Obviously, I think it was smart of A-Rod to take the Andy Pettitte route and come clean (even though he only came clean after he was exposed). From a PR standpoint, it was the best thing he could do, you know, other than to have never taken performance enhancers.
The real question though: do we believe A-Rod only took steroids from 2001-2003. He told Peter Gammons that that period was pretty much correct. Why not just say, yeah, only those years?
How can A-Rod say he felt immense pressure in Texas, a market that isn't in the spotlight of the press that much, and do steroids then, but he doesn't feel the same pressure, if not more now that he's playing in New York? That reasoning just doesn't sound legitimate to me.
Now the great debate begins: does A-Rod still make it to Cooperstown when his career is over? He sure hopes he can. But how can we take any stats from many of these players over the last 15 years that seriously? Should baseball acknowledge these records that players are putting up now, or should they all be asterisked and we honor the players from the 80's and before as the real record holders?
Only time will tell.
Friday, February 6, 2009
While I secretly wished for her team to lose tonight (just because the next game for the Lady Vols would have been here in Gainesville against the Gators and it would've been quite exciting to be there for this special moment), I do congratulate her for the feat.
I'm not going to sit here and pretend like I follow women's basketball like I do with men's basketball or football, but I know a legend when I see one. Summitt is already in the Hall of Fame, and the court at Tennessee carries her namesake. But Summitt truly deserves to be in a class of her own.

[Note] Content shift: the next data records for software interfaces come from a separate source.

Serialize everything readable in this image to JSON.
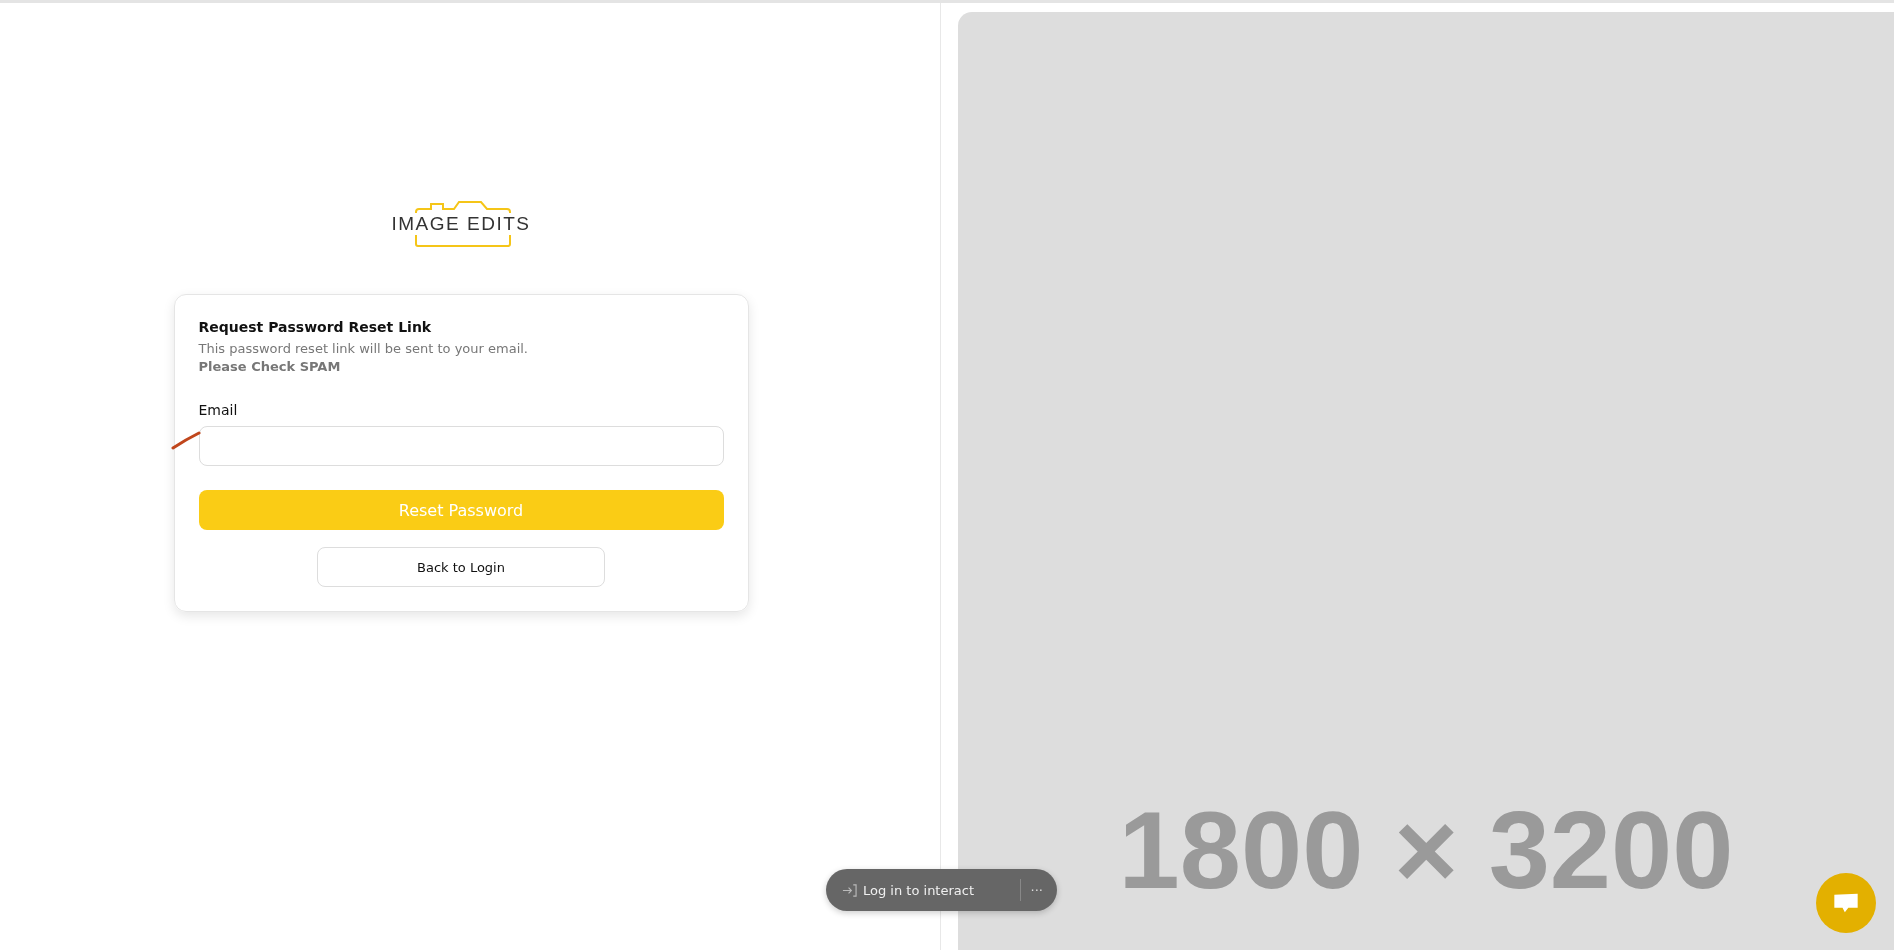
{
  "logo": {
    "text": "IMAGE EDITS"
  },
  "card": {
    "title": "Request Password Reset Link",
    "description": "This password reset link will be sent to your email.",
    "notice": "Please Check SPAM",
    "email": {
      "label": "Email"
    },
    "submit_button": "Reset Password",
    "back_button": "Back to Login"
  },
  "preview_panel": {
    "text": "1800 × 3200"
  },
  "interaction_bar": {
    "label": "Log in to interact",
    "more": "···"
  }
}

She sits at the top, right up there with basketball names like Lenny Wilkins, Pat Riley, Don Nelson, Jerry Sloan and Larry Brown, who have all eclipsed the 1,000-win mark in the NBA.
With her eight national championships she's mentioned in the same breath as names like John Wooden, who has 10 titles, and Phil Jackson and Red Auerbach, who each have nine NBA titles.
It seems pretty evident that Summitt is not only the greatest women's coach of all-time, but she is up there with the greatest basketball coaches of all-time... and for that, I tip my cap to her and give her a standing ovation. I hope everyone else does, too.
Tuesday, February 3, 2009
I'd love to be able to say that I follow the recruiting trail year-round like many other diehard fans do, but I don't. I'm casually aware of what goes on with the national recruiting scene, but there's something about religiously following a high school player's every move and decision and analyzing every second of his highlight reel that irks me. It just doesn't seem right to be scrutinizing, evaluating and hoping that these high school kids will be the answer to your team's problems and be the savior of the football program.
I prefer to wait until these kids actually hit the field to fully evaluate their potential and what kind of impact they could have as freshmen, or what kind of impact they will have for their team down the road. That being said, I'm still looking forward to tuning in tomorrow, wherever, and checking out the group of undoubtedly freaky fast athletes that my school has put together... but I'll wait until the spring, or better yet, the season opener, to completely evaluate their potential on the roster.